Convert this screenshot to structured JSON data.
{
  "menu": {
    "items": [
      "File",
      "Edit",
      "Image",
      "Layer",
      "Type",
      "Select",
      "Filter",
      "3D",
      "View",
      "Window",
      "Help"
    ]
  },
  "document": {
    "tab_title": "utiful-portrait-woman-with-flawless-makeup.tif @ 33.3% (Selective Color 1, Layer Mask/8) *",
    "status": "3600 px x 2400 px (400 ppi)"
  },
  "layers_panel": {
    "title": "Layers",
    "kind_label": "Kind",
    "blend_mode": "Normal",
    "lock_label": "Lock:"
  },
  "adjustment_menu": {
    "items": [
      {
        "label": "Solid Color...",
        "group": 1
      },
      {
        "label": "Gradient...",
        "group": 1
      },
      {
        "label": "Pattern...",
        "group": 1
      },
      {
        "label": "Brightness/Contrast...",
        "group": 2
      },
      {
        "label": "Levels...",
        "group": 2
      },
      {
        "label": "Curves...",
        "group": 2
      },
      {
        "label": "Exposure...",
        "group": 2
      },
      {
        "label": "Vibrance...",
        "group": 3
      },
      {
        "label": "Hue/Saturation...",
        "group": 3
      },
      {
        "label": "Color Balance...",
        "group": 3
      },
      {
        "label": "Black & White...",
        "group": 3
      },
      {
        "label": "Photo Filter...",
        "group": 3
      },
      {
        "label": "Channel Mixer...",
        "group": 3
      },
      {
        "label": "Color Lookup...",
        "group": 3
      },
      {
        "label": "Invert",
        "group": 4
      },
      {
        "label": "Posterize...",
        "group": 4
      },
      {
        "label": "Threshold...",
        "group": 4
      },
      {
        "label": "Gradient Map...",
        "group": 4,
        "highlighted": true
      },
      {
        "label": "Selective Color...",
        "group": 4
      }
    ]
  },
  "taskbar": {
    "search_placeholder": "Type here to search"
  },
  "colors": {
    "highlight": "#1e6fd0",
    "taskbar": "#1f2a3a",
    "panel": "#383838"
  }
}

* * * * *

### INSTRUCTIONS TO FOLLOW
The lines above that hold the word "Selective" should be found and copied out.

### ANSWER FOR THIS EXERCISE
    "tab_title": "utiful-portrait-woman-with-flawless-makeup.tif @ 33.3% (Selective Color 1, Layer Mask/8) *",
        "label": "Selective Color...",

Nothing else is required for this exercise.